(DATA LISTING)

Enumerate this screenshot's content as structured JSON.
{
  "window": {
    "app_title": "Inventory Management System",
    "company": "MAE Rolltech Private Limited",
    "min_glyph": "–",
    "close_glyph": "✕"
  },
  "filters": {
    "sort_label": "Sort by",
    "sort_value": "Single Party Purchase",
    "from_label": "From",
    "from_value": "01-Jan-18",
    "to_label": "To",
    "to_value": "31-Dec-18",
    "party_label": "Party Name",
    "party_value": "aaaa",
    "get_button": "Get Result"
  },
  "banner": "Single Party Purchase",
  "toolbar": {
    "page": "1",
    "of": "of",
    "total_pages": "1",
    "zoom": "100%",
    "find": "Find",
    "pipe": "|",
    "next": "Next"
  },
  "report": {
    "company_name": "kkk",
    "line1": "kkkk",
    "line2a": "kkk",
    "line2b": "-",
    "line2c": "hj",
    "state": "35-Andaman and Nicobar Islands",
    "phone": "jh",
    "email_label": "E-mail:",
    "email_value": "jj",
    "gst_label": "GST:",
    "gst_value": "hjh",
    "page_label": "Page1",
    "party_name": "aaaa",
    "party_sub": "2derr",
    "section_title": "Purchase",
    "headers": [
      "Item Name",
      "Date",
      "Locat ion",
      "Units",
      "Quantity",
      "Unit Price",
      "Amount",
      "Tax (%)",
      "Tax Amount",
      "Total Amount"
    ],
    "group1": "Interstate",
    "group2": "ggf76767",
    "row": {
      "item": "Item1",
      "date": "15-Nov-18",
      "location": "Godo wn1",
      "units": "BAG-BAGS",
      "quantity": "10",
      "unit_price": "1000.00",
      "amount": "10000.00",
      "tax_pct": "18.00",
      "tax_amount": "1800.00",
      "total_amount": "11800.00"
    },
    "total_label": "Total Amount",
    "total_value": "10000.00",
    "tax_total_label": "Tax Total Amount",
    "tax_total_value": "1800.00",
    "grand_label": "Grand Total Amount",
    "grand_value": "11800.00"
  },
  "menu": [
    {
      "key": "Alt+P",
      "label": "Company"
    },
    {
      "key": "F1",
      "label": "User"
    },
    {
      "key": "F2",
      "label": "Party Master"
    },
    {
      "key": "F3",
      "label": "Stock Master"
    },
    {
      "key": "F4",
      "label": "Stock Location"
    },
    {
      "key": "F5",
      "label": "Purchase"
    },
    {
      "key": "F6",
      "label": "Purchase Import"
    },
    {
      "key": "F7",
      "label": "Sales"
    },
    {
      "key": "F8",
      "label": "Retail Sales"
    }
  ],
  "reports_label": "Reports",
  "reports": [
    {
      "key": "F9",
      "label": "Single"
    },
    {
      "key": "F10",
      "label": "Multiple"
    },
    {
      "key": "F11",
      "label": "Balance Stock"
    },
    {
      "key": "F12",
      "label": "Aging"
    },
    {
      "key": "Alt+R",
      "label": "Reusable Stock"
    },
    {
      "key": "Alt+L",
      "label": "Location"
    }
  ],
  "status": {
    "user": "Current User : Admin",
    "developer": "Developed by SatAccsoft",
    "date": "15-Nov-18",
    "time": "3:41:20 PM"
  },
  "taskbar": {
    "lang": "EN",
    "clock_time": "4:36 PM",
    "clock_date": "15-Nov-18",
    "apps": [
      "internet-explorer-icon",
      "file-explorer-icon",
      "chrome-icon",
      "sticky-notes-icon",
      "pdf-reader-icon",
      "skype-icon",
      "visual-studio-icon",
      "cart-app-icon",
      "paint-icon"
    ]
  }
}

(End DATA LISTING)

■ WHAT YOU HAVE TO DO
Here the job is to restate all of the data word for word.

■ OUTPUT FOR THIS TASK
Enumerate this screenshot's content as structured JSON.
{
  "window": {
    "app_title": "Inventory Management System",
    "company": "MAE Rolltech Private Limited",
    "min_glyph": "–",
    "close_glyph": "✕"
  },
  "filters": {
    "sort_label": "Sort by",
    "sort_value": "Single Party Purchase",
    "from_label": "From",
    "from_value": "01-Jan-18",
    "to_label": "To",
    "to_value": "31-Dec-18",
    "party_label": "Party Name",
    "party_value": "aaaa",
    "get_button": "Get Result"
  },
  "banner": "Single Party Purchase",
  "toolbar": {
    "page": "1",
    "of": "of",
    "total_pages": "1",
    "zoom": "100%",
    "find": "Find",
    "pipe": "|",
    "next": "Next"
  },
  "report": {
    "company_name": "kkk",
    "line1": "kkkk",
    "line2a": "kkk",
    "line2b": "-",
    "line2c": "hj",
    "state": "35-Andaman and Nicobar Islands",
    "phone": "jh",
    "email_label": "E-mail:",
    "email_value": "jj",
    "gst_label": "GST:",
    "gst_value": "hjh",
    "page_label": "Page1",
    "party_name": "aaaa",
    "party_sub": "2derr",
    "section_title": "Purchase",
    "headers": [
      "Item Name",
      "Date",
      "Locat ion",
      "Units",
      "Quantity",
      "Unit Price",
      "Amount",
      "Tax (%)",
      "Tax Amount",
      "Total Amount"
    ],
    "group1": "Interstate",
    "group2": "ggf76767",
    "row": {
      "item": "Item1",
      "date": "15-Nov-18",
      "location": "Godo wn1",
      "units": "BAG-BAGS",
      "quantity": "10",
      "unit_price": "1000.00",
      "amount": "10000.00",
      "tax_pct": "18.00",
      "tax_amount": "1800.00",
      "total_amount": "11800.00"
    },
    "total_label": "Total Amount",
    "total_value": "10000.00",
    "tax_total_label": "Tax Total Amount",
    "tax_total_value": "1800.00",
    "grand_label": "Grand Total Amount",
    "grand_value": "11800.00"
  },
  "menu": [
    {
      "key": "Alt+P",
      "label": "Company"
    },
    {
      "key": "F1",
      "label": "User"
    },
    {
      "key": "F2",
      "label": "Party Master"
    },
    {
      "key": "F3",
      "label": "Stock Master"
    },
    {
      "key": "F4",
      "label": "Stock Location"
    },
    {
      "key": "F5",
      "label": "Purchase"
    },
    {
      "key": "F6",
      "label": "Purchase Import"
    },
    {
      "key": "F7",
      "label": "Sales"
    },
    {
      "key": "F8",
      "label": "Retail Sales"
    }
  ],
  "reports_label": "Reports",
  "reports": [
    {
      "key": "F9",
      "label": "Single"
    },
    {
      "key": "F10",
      "label": "Multiple"
    },
    {
      "key": "F11",
      "label": "Balance Stock"
    },
    {
      "key": "F12",
      "label": "Aging"
    },
    {
      "key": "Alt+R",
      "label": "Reusable Stock"
    },
    {
      "key": "Alt+L",
      "label": "Location"
    }
  ],
  "status": {
    "user": "Current User : Admin",
    "developer": "Developed by SatAccsoft",
    "date": "15-Nov-18",
    "time": "3:41:20 PM"
  },
  "taskbar": {
    "lang": "EN",
    "clock_time": "4:36 PM",
    "clock_date": "15-Nov-18",
    "apps": [
      "internet-explorer-icon",
      "file-explorer-icon",
      "chrome-icon",
      "sticky-notes-icon",
      "pdf-reader-icon",
      "skype-icon",
      "visual-studio-icon",
      "cart-app-icon",
      "paint-icon"
    ]
  }
}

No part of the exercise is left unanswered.